Beijing: Jessica Ennis-Hill was on the brink of adding world heptathlon gold to her Olympic title today, as Spain’s Miguel Angel Lopez broke Chinese hearts in the men’s 20km walk.
Ennis-Hill, making her return to major competition with some panache after giving birth last year and battling a host of niggling injuries, enjoyed a 30-point overnight lead on British teammate Katarina Johnson-Thompson. But there was drama in the first of three events when an astonishing show of bravado by Johnson-Thompson spectatularly backfired as she fouled out with all three efforts in the long jump, her strongest discipline.
The British team initially protested but withdrew their appeal after viewing the evidence and accepting that her final jump was indeed a foul. That left Ennis-Hall atop the standings on 5706 points after she leapt 6.43m in the long jump and threw a best of 42.51m in the javelin with only the 800m to be raced. Dutchwoman Nadine Broersen was second on 5620pts, with Canada’s Brianne Theisen Eaton third (5612). Sunday’s action had kicked off with the men’s 20km race walk, Angel Lopez reeling in Olympic bronze medallist and home hope Wang Zhen, who had looked set to claim the host country’s first gold medal in Beijing after bursting clear at the 13km mark.
“The course was difficult and complicated, plus the heat. My last 200m were an incredible sensation — I remembered all the people who have helped me,” said the European champion. Angel Lopez timed a personal best of 1hr 19min 14sec, Wang taking silver (1:19:29) and Canada’s Benjamin Thorne claiming bronze in a national record of 1:19:57. Japan’s world record holder Yusuke Suzuki failed to finish, the hot gold medal favourite pulling out just after the halfway point in clear discomfort, blaming his problem on a pelvic injury. Round one of the women’s 100m saw all the usual favourites progress to the Monday’s semi-final. Jamaica’s double Olympic champion Shelly-Ann Fraser-Pryce began her quest to win an unprecedented third sprint title with a new hair-do.

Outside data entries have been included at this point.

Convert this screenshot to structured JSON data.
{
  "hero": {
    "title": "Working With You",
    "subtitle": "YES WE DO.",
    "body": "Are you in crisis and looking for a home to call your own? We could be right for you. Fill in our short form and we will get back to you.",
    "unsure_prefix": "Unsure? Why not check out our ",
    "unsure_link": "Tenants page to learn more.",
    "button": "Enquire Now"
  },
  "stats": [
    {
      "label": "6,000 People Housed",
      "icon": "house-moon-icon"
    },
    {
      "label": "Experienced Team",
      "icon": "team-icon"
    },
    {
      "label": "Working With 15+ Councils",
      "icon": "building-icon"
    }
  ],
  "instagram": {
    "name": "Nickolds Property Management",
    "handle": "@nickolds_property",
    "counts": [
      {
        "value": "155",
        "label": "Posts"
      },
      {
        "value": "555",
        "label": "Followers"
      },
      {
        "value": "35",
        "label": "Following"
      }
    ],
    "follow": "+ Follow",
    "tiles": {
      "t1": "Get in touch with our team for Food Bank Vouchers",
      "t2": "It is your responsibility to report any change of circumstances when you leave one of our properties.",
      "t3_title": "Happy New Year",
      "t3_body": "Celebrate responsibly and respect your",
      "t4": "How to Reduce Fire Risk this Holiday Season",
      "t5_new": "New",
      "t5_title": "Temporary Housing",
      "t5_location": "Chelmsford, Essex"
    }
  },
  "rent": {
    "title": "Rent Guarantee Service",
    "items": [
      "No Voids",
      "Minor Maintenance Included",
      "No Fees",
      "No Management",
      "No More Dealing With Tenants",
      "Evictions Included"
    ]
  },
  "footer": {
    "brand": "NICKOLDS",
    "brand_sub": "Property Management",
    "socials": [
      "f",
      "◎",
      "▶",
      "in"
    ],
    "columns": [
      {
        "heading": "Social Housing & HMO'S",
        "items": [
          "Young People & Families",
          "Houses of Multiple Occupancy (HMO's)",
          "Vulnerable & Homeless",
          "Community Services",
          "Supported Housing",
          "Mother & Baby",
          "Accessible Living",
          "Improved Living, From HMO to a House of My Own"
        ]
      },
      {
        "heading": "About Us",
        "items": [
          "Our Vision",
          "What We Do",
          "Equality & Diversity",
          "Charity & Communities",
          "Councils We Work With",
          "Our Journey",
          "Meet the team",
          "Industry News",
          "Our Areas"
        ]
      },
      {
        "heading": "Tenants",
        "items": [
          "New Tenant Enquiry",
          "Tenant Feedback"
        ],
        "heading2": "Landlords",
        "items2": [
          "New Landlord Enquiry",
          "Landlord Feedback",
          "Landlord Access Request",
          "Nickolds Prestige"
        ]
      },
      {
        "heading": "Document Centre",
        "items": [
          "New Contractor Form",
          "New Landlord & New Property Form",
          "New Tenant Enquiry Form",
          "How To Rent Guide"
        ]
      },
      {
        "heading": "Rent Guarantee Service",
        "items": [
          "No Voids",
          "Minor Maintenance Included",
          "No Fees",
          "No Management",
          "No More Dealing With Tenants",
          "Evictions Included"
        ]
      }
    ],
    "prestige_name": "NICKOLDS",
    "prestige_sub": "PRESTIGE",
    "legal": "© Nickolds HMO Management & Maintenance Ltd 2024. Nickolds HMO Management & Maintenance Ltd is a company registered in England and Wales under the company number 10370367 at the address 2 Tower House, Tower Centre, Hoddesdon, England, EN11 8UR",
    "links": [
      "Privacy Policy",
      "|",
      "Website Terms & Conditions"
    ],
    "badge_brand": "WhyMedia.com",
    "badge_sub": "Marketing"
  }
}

Her long mane braided and bright green, the petite Jamaican also boasted a garland of yellow flowers as she ploughed through the line in 10.88sec, the joint fastest qualifying along with American Tori Bowie. “I was able to refocus after the false start, to focus on what is important,” she said. Winning a third world title? Well every championship is different, this is a new championship. Today is just about getting through the rounds.”
Usain Bolt will later bid to retain his title as the world’s fastest man. The Jamaican and American rival Justin Gatlin, who set the fastest qualifying time of 9.83sec, still have to negotiate what promises to be a fast semi-final to advance to the 100m final scheduled for 1215 GMT. There will be two medals for men in the field later Sunday. In the men’s shot put, Germany’s David Storl will be aiming for a hat-trick of world titles, although American champion Joe Kovacs looks a formidable obstacle having heaved a season-best 22.56m in Monaco recently.
Poland’s hulking hammer king Pawel Fajdek looks a solid bet to retain the title he won in Moscow, coming into the championships on the back of 15 successive victories and monster throw of 83.93m — 10th on the all-time list. Hungarian Olympic and European champion Krisztian Pars is likely to be Fajdek’s main contender but he has failed to throw over 80 metres and may need to produce something special if he wants to improve on than the silver medals he won in 2011 and 2013.